Dataset items:
-*-*-
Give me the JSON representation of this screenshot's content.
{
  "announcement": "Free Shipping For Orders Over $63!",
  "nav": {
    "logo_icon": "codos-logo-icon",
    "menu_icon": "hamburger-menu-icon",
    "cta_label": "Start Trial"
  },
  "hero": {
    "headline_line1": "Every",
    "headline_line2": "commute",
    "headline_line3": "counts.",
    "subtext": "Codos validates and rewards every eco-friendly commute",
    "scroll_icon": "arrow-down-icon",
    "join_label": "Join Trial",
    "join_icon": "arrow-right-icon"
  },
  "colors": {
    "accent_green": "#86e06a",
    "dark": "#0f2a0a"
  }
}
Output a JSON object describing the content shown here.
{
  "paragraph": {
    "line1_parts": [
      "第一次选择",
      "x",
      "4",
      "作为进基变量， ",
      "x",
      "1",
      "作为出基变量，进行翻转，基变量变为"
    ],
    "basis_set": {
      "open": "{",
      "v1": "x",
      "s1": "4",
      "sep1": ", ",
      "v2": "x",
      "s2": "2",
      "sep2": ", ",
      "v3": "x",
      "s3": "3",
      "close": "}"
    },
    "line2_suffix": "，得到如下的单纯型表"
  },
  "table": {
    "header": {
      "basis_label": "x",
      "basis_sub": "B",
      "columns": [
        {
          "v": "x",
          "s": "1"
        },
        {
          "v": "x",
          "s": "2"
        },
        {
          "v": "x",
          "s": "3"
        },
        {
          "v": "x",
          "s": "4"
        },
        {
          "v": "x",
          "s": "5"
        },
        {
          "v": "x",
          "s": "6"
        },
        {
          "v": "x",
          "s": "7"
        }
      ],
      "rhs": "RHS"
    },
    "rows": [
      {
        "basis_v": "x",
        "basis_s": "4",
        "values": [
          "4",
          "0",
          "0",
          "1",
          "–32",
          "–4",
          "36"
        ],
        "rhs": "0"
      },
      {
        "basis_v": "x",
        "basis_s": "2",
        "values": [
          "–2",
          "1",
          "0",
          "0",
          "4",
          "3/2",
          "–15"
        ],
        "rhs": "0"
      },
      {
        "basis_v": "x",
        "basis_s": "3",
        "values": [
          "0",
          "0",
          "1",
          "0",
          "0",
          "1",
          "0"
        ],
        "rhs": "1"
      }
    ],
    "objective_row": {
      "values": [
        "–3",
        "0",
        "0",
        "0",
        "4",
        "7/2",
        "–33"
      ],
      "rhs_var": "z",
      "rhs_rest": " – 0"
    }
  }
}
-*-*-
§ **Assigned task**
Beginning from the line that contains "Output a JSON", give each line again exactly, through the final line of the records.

§ **Answer**
Output a JSON object describing the content shown here.
{
  "paragraph": {
    "line1_parts": [
      "第一次选择",
      "x",
      "4",
      "作为进基变量， ",
      "x",
      "1",
      "作为出基变量，进行翻转，基变量变为"
    ],
    "basis_set": {
      "open": "{",
      "v1": "x",
      "s1": "4",
      "sep1": ", ",
      "v2": "x",
      "s2": "2",
      "sep2": ", ",
      "v3": "x",
      "s3": "3",
      "close": "}"
    },
    "line2_suffix": "，得到如下的单纯型表"
  },
  "table": {
    "header": {
      "basis_label": "x",
      "basis_sub": "B",
      "columns": [
        {
          "v": "x",
          "s": "1"
        },
        {
          "v": "x",
          "s": "2"
        },
        {
          "v": "x",
          "s": "3"
        },
        {
          "v": "x",
          "s": "4"
        },
        {
          "v": "x",
          "s": "5"
        },
        {
          "v": "x",
          "s": "6"
        },
        {
          "v": "x",
          "s": "7"
        }
      ],
      "rhs": "RHS"
    },
    "rows": [
      {
        "basis_v": "x",
        "basis_s": "4",
        "values": [
          "4",
          "0",
          "0",
          "1",
          "–32",
          "–4",
          "36"
        ],
        "rhs": "0"
      },
      {
        "basis_v": "x",
        "basis_s": "2",
        "values": [
          "–2",
          "1",
          "0",
          "0",
          "4",
          "3/2",
          "–15"
        ],
        "rhs": "0"
      },
      {
        "basis_v": "x",
        "basis_s": "3",
        "values": [
          "0",
          "0",
          "1",
          "0",
          "0",
          "1",
          "0"
        ],
        "rhs": "1"
      }
    ],
    "objective_row": {
      "values": [
        "–3",
        "0",
        "0",
        "0",
        "4",
        "7/2",
        "–33"
      ],
      "rhs_var": "z",
      "rhs_rest": " – 0"
    }
  }
}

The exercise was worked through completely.